Collection entries:
════════

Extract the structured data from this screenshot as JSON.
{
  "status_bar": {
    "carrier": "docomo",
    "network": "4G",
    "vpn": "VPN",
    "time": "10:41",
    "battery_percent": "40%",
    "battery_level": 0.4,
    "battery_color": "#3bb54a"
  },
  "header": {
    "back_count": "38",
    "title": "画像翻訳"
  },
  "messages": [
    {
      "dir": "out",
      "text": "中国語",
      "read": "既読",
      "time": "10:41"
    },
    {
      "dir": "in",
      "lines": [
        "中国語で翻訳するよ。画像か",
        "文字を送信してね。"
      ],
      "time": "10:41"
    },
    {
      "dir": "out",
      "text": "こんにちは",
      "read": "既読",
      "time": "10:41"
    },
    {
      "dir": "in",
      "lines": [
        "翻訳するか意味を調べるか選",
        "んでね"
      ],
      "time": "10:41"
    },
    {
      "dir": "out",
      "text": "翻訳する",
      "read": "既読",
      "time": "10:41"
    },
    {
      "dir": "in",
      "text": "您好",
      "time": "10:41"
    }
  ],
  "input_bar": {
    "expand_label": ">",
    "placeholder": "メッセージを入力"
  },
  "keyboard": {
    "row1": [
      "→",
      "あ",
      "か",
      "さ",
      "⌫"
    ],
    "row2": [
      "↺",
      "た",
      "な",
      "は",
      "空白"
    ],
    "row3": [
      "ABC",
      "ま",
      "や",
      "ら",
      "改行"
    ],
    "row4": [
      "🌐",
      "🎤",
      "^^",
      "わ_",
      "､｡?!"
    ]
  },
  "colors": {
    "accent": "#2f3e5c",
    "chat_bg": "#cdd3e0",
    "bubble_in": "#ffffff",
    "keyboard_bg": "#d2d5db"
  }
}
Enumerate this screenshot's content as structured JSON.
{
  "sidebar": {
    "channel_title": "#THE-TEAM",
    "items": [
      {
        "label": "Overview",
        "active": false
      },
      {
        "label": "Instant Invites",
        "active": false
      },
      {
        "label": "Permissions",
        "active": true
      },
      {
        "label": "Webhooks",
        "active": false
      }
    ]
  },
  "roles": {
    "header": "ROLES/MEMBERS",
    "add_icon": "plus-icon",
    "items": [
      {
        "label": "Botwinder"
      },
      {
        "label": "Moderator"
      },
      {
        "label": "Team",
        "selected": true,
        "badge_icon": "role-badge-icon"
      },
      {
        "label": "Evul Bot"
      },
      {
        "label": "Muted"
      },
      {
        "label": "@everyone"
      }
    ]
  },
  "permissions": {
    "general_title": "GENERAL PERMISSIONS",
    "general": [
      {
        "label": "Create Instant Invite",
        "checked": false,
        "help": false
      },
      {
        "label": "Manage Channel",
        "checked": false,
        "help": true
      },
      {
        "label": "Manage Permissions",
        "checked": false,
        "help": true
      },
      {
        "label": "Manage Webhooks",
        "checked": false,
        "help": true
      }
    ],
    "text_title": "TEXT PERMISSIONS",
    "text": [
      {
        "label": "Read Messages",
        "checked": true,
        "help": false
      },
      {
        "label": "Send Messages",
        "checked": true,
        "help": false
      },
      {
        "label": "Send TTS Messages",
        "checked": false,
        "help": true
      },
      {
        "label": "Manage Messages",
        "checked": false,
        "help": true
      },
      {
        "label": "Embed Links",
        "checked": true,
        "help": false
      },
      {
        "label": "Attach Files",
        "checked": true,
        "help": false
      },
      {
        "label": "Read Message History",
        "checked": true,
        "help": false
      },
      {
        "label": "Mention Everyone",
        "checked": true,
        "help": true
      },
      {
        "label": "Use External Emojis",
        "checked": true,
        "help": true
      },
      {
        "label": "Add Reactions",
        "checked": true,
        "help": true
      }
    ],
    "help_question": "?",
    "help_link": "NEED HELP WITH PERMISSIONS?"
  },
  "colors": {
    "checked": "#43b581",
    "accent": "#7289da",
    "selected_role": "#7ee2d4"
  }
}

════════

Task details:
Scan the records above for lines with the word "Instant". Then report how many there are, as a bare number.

Result for this exercise:
2